Repeat each line of the data exactly as written.

══════

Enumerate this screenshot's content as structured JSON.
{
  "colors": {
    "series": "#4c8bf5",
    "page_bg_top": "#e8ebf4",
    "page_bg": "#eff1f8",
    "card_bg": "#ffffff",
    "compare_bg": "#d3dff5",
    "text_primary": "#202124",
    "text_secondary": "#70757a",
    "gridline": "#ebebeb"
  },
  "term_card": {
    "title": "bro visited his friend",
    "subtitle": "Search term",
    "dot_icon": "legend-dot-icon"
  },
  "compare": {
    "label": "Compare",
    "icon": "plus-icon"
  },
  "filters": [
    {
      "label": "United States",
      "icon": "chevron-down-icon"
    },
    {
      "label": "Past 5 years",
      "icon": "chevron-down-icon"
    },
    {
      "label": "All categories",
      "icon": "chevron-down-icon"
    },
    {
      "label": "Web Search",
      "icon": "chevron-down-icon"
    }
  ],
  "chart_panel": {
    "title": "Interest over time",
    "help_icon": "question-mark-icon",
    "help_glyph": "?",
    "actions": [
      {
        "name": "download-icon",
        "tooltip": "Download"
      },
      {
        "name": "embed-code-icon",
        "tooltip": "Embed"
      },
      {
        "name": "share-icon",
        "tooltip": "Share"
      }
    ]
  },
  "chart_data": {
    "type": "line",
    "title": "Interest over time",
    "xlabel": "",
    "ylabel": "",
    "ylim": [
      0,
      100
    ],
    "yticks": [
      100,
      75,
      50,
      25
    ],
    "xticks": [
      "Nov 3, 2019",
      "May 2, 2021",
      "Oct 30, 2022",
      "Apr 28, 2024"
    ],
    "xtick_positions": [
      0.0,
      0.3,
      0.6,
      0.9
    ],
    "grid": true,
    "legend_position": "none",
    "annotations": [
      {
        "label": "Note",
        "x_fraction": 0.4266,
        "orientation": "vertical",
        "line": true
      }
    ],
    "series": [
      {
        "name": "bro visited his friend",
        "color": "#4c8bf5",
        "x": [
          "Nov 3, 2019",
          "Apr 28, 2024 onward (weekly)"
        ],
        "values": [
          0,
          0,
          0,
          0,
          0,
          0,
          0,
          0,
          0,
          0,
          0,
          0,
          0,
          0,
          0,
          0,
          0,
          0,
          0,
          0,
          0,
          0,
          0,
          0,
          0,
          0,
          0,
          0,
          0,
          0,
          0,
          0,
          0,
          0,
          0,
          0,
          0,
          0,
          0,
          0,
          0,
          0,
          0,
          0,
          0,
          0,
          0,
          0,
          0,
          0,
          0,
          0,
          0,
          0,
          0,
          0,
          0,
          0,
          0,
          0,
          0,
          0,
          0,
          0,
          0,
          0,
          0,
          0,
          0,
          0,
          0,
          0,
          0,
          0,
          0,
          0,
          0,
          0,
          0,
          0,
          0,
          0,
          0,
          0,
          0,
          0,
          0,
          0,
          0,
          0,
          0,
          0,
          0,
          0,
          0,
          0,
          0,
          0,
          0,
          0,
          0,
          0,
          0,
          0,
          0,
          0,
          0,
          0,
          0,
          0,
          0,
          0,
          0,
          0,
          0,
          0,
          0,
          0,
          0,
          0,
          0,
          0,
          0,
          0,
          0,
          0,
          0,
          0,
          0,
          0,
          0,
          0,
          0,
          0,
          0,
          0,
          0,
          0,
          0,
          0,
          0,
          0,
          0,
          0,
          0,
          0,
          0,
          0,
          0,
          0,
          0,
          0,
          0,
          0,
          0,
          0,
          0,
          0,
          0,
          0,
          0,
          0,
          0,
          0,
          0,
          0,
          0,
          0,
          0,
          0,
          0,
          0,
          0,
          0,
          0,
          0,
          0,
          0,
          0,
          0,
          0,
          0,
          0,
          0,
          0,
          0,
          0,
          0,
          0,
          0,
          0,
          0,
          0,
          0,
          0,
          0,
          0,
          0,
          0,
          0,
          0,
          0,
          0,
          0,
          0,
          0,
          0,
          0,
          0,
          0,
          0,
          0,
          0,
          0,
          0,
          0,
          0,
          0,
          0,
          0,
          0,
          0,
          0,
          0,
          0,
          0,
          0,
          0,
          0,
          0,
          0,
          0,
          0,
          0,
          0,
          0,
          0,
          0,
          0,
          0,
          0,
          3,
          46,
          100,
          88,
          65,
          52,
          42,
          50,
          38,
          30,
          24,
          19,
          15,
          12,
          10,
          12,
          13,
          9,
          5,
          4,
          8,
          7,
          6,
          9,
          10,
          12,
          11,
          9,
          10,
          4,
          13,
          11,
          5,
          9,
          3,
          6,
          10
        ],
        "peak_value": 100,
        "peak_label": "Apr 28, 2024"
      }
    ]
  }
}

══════

■ Completed task ■
Enumerate this screenshot's content as structured JSON.
{
  "colors": {
    "series": "#4c8bf5",
    "page_bg_top": "#e8ebf4",
    "page_bg": "#eff1f8",
    "card_bg": "#ffffff",
    "compare_bg": "#d3dff5",
    "text_primary": "#202124",
    "text_secondary": "#70757a",
    "gridline": "#ebebeb"
  },
  "term_card": {
    "title": "bro visited his friend",
    "subtitle": "Search term",
    "dot_icon": "legend-dot-icon"
  },
  "compare": {
    "label": "Compare",
    "icon": "plus-icon"
  },
  "filters": [
    {
      "label": "United States",
      "icon": "chevron-down-icon"
    },
    {
      "label": "Past 5 years",
      "icon": "chevron-down-icon"
    },
    {
      "label": "All categories",
      "icon": "chevron-down-icon"
    },
    {
      "label": "Web Search",
      "icon": "chevron-down-icon"
    }
  ],
  "chart_panel": {
    "title": "Interest over time",
    "help_icon": "question-mark-icon",
    "help_glyph": "?",
    "actions": [
      {
        "name": "download-icon",
        "tooltip": "Download"
      },
      {
        "name": "embed-code-icon",
        "tooltip": "Embed"
      },
      {
        "name": "share-icon",
        "tooltip": "Share"
      }
    ]
  },
  "chart_data": {
    "type": "line",
    "title": "Interest over time",
    "xlabel": "",
    "ylabel": "",
    "ylim": [
      0,
      100
    ],
    "yticks": [
      100,
      75,
      50,
      25
    ],
    "xticks": [
      "Nov 3, 2019",
      "May 2, 2021",
      "Oct 30, 2022",
      "Apr 28, 2024"
    ],
    "xtick_positions": [
      0.0,
      0.3,
      0.6,
      0.9
    ],
    "grid": true,
    "legend_position": "none",
    "annotations": [
      {
        "label": "Note",
        "x_fraction": 0.4266,
        "orientation": "vertical",
        "line": true
      }
    ],
    "series": [
      {
        "name": "bro visited his friend",
        "color": "#4c8bf5",
        "x": [
          "Nov 3, 2019",
          "Apr 28, 2024 onward (weekly)"
        ],
        "values": [
          0,
          0,
          0,
          0,
          0,
          0,
          0,
          0,
          0,
          0,
          0,
          0,
          0,
          0,
          0,
          0,
          0,
          0,
          0,
          0,
          0,
          0,
          0,
          0,
          0,
          0,
          0,
          0,
          0,
          0,
          0,
          0,
          0,
          0,
          0,
          0,
          0,
          0,
          0,
          0,
          0,
          0,
          0,
          0,
          0,
          0,
          0,
          0,
          0,
          0,
          0,
          0,
          0,
          0,
          0,
          0,
          0,
          0,
          0,
          0,
          0,
          0,
          0,
          0,
          0,
          0,
          0,
          0,
          0,
          0,
          0,
          0,
          0,
          0,
          0,
          0,
          0,
          0,
          0,
          0,
          0,
          0,
          0,
          0,
          0,
          0,
          0,
          0,
          0,
          0,
          0,
          0,
          0,
          0,
          0,
          0,
          0,
          0,
          0,
          0,
          0,
          0,
          0,
          0,
          0,
          0,
          0,
          0,
          0,
          0,
          0,
          0,
          0,
          0,
          0,
          0,
          0,
          0,
          0,
          0,
          0,
          0,
          0,
          0,
          0,
          0,
          0,
          0,
          0,
          0,
          0,
          0,
          0,
          0,
          0,
          0,
          0,
          0,
          0,
          0,
          0,
          0,
          0,
          0,
          0,
          0,
          0,
          0,
          0,
          0,
          0,
          0,
          0,
          0,
          0,
          0,
          0,
          0,
          0,
          0,
          0,
          0,
          0,
          0,
          0,
          0,
          0,
          0,
          0,
          0,
          0,
          0,
          0,
          0,
          0,
          0,
          0,
          0,
          0,
          0,
          0,
          0,
          0,
          0,
          0,
          0,
          0,
          0,
          0,
          0,
          0,
          0,
          0,
          0,
          0,
          0,
          0,
          0,
          0,
          0,
          0,
          0,
          0,
          0,
          0,
          0,
          0,
          0,
          0,
          0,
          0,
          0,
          0,
          0,
          0,
          0,
          0,
          0,
          0,
          0,
          0,
          0,
          0,
          0,
          0,
          0,
          0,
          0,
          0,
          0,
          0,
          0,
          0,
          0,
          0,
          0,
          0,
          0,
          0,
          0,
          0,
          3,
          46,
          100,
          88,
          65,
          52,
          42,
          50,
          38,
          30,
          24,
          19,
          15,
          12,
          10,
          12,
          13,
          9,
          5,
          4,
          8,
          7,
          6,
          9,
          10,
          12,
          11,
          9,
          10,
          4,
          13,
          11,
          5,
          9,
          3,
          6,
          10
        ],
        "peak_value": 100,
        "peak_label": "Apr 28, 2024"
      }
    ]
  }
}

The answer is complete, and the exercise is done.